Meet Melissa Kelley, Union's new Title IX coordinator

Publication Date

As a health educator at the University of Rochester, Melissa Kelley was primarily responsible for teaching classes and organizing student workshops on drugs, alcohol and other topics.

But with a background in sexual health and women’s health, Kelley soon found herself, with the blessing of school administrators, acting as a key advocate for students who may have been sexually assaulted.

With programs she helped create, including “Stop, Ask, Clarify,” Kelley became a friend, confidant and support system for students trying to navigate a complex issue such as sexual assault.

Last month, Kelley brought her passion and expertise to Union, where she is the College’s first full-time Title IX coordinator. Previously, the duties were handled by Gretchel Hathaway, Union’s chief diversity officer.

Reporting to Robert Kelly, chief of staff, Kelley will work to ensure the College is in compliance with Title IX, the landmark 1972 federal law that prohibits sex- or gender-based discrimination at institutions of higher education.

This includes sexual misconduct, and in her role, Kelley will help coordinate new programs and initiatives to prevent sexual assault and harassment.

She will also make sure Union complies with the Violence Against Women Act and the Clery Act, among other responsibilities.

With an office on the fourth floor of Reamer Campus Center, Kelley joins Union at a time when the College has taken a series of steps aimed at preventing sexual assault. In fall 2014, Union joined with nearly 200 colleges and universities to participate in a national public service campaign, “It’s On Us.”

The College also teamed up with New York state officials in raising awareness of – and doing its part to take a stand against and prevent – sexual assault and domestic violence.

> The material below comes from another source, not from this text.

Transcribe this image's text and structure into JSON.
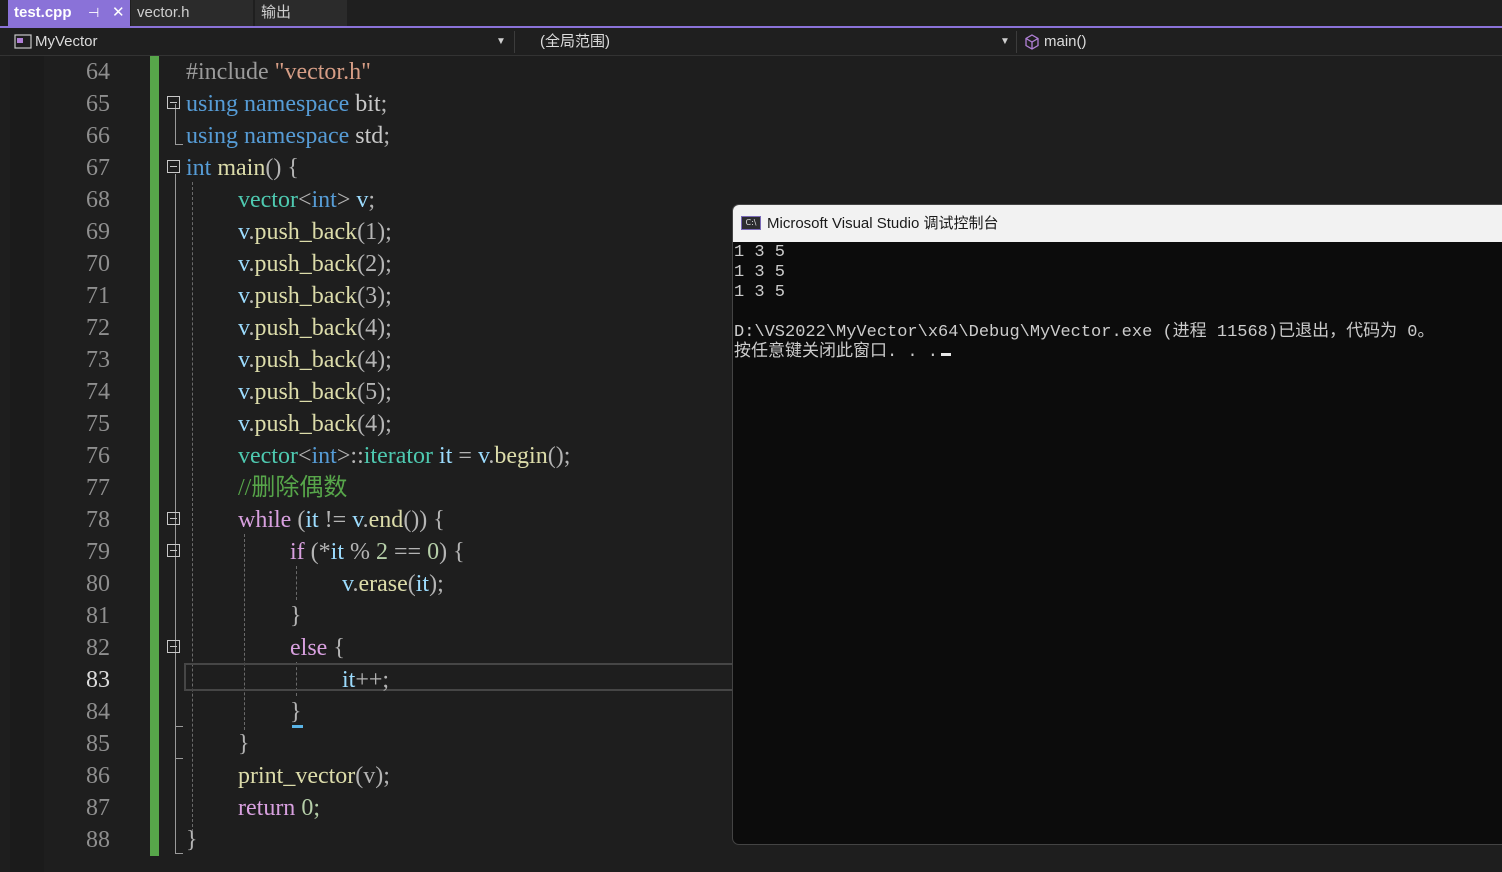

And last fall, a student-led Committee on Consent Education and Awareness hosted its second Sexual Assault Awareness Week with a series of events across campus.

“Sexual and relationship violence is preventable, and my hope is that the students on campus will join me in educating each other about the expectations of our community,” Kelley said. “I also hope they will encourage one another to come forward about such violence so that those affected will get the help and support they need. No matter when such violence has occurred, I am here to support and listen.”

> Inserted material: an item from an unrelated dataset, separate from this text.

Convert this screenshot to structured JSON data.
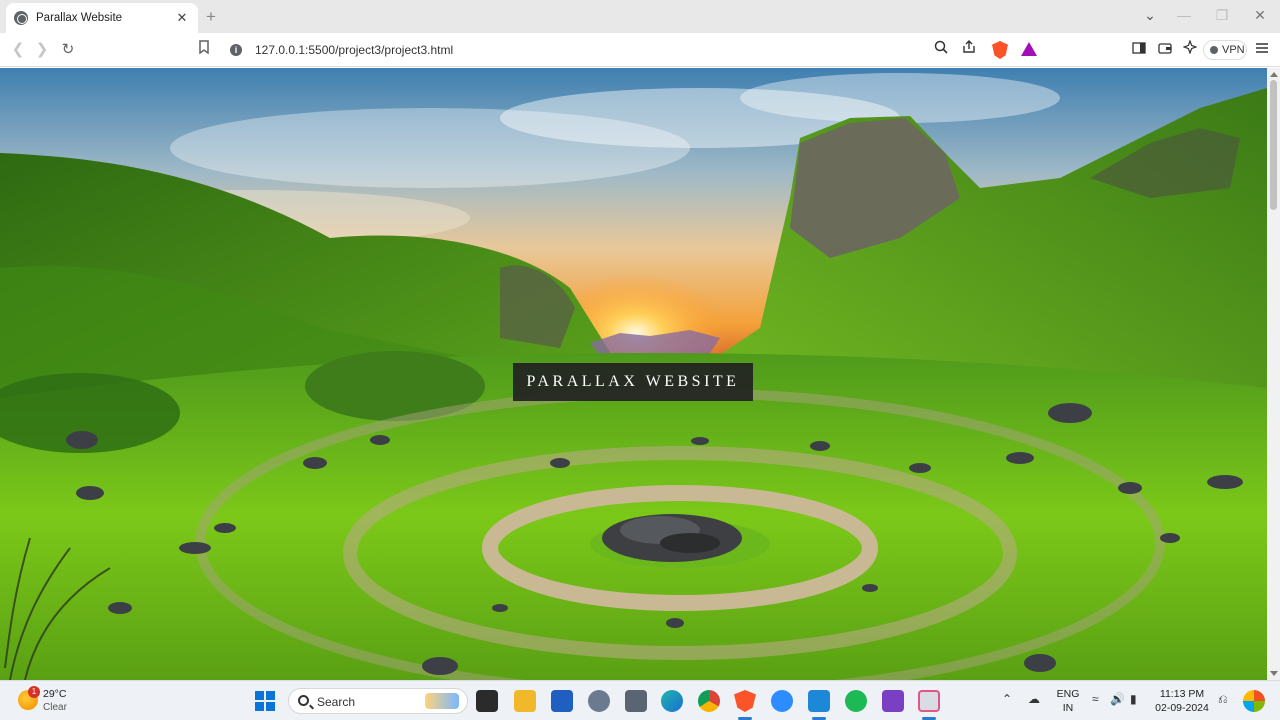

Hometown: Schenectady

Personal: Kelley and her husband, Ryan, are the parents of eight-year-old Jack and two-year-old triplets, Molly, Madeline and McKenna.

Education: B.S. in Health Science with a concentration in Community Health Education from SUNY Cortland, MS in Human Service Administration from St. John Fisher College in Rochester, N.Y., and EdD in Human Development from the University of Rochester. Her dissertation work was on Panhellenic sorority women's perceptions and reported experiences of hooking up on campus.

Before Union: Kelley began her career as a sexual health educator at Planned Parenthood and most recently was the health educator and sexual violence advocate at the University of Rochester. In addition to her professional roles, she holds a member- at-large position in the American College Health Association's Health Promotion Section and recently stepped down from a three-year presidential term with the New York State College Health Association. She’s an active member of both ACHA and NYSCHA and looks forward to joining other professional networks in this new role.

Hobbies: Shopping, exploring new restaurants, camping, spending time with family. “I like immersing myself in my community and will continue to be a leader in Delta Gamma. I currently advise the collegiate chapter at the University of Rochester and will be looking to re-establish an alumnae chapter here in the Capital District.”

Last book read: “Reclaiming Conversation: The Power of Talk in a Digital Age” by Sherry Turkle.

Why Union: “From the moment I set foot on campus it felt like the right place to be. I was already familiar with Union having grown up here. After meeting with staff and students, Union felt like home. I feel like I can do some great things here in tandem with students, and I am very much looking forward to getting know the campus.”